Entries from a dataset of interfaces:
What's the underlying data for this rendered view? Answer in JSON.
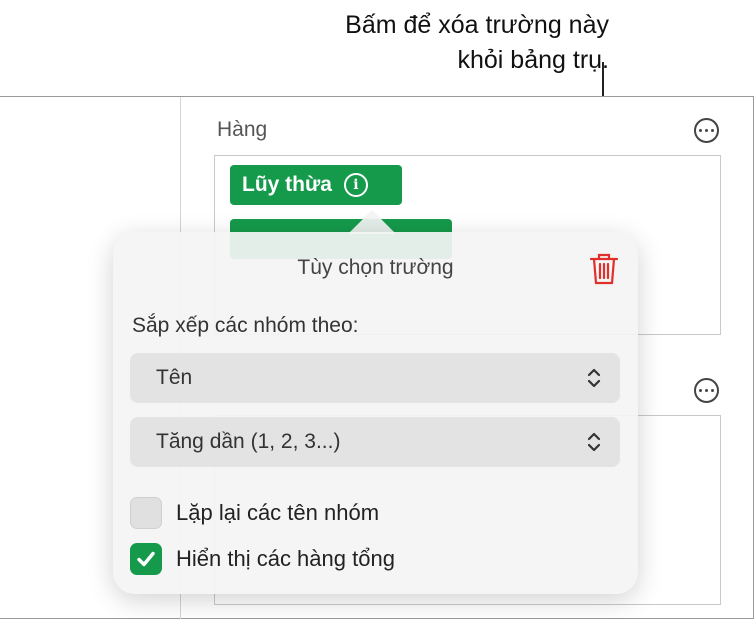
{
  "callout": {
    "line1": "Bấm để xóa trường này",
    "line2": "khỏi bảng trụ."
  },
  "panel": {
    "section_label": "Hàng",
    "fields": [
      {
        "label": "Lũy thừa",
        "icon": "info-icon"
      },
      {
        "label": "",
        "icon": "info-icon"
      }
    ]
  },
  "popover": {
    "title": "Tùy chọn trường",
    "sort_label": "Sắp xếp các nhóm theo:",
    "sort_by": {
      "value": "Tên"
    },
    "sort_order": {
      "value": "Tăng dần (1, 2, 3...)"
    },
    "options": [
      {
        "label": "Lặp lại các tên nhóm",
        "checked": false
      },
      {
        "label": "Hiển thị các hàng tổng",
        "checked": true
      }
    ]
  },
  "colors": {
    "accent_green": "#159a4b",
    "delete_red": "#e0302c"
  }
}
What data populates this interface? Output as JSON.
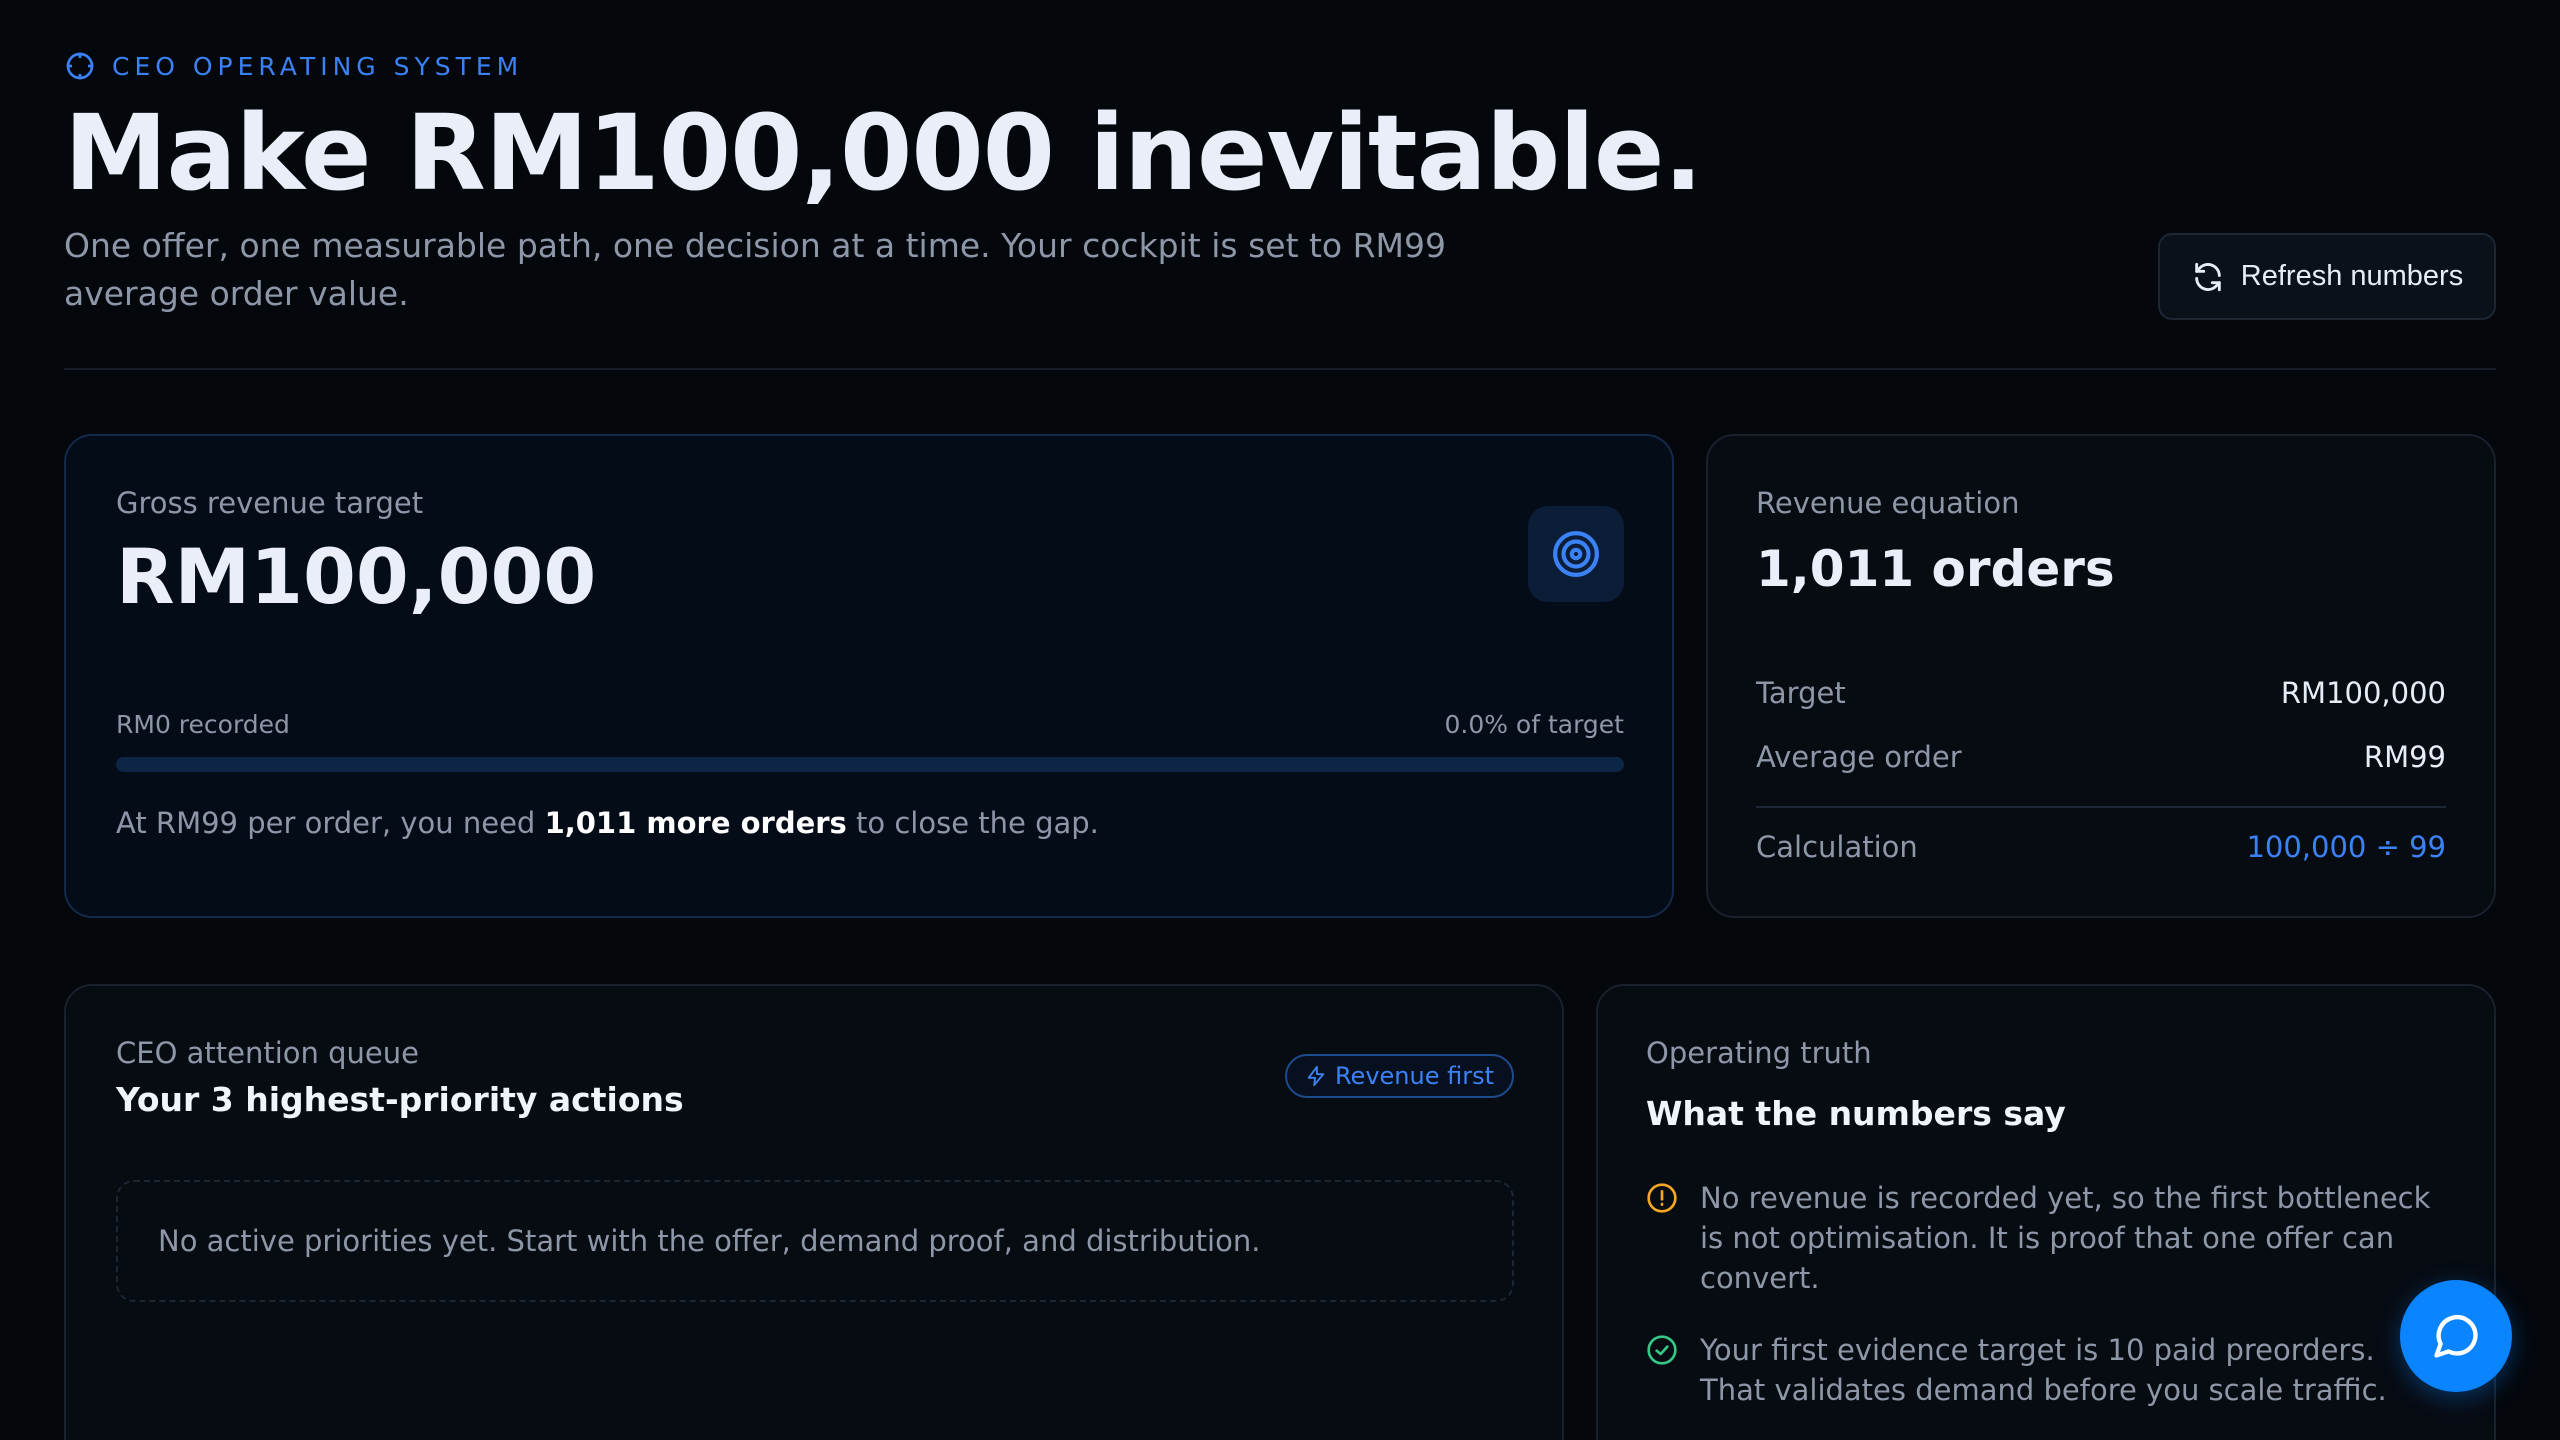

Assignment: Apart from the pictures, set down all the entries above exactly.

Response for this exercise:
What's the underlying data for this rendered view? Answer in JSON.
{
  "callout": {
    "line1": "Bấm để xóa trường này",
    "line2": "khỏi bảng trụ."
  },
  "panel": {
    "section_label": "Hàng",
    "fields": [
      {
        "label": "Lũy thừa",
        "icon": "info-icon"
      },
      {
        "label": "",
        "icon": "info-icon"
      }
    ]
  },
  "popover": {
    "title": "Tùy chọn trường",
    "sort_label": "Sắp xếp các nhóm theo:",
    "sort_by": {
      "value": "Tên"
    },
    "sort_order": {
      "value": "Tăng dần (1, 2, 3...)"
    },
    "options": [
      {
        "label": "Lặp lại các tên nhóm",
        "checked": false
      },
      {
        "label": "Hiển thị các hàng tổng",
        "checked": true
      }
    ]
  },
  "colors": {
    "accent_green": "#159a4b",
    "delete_red": "#e0302c"
  }
}
What data populates this interface? Output as JSON.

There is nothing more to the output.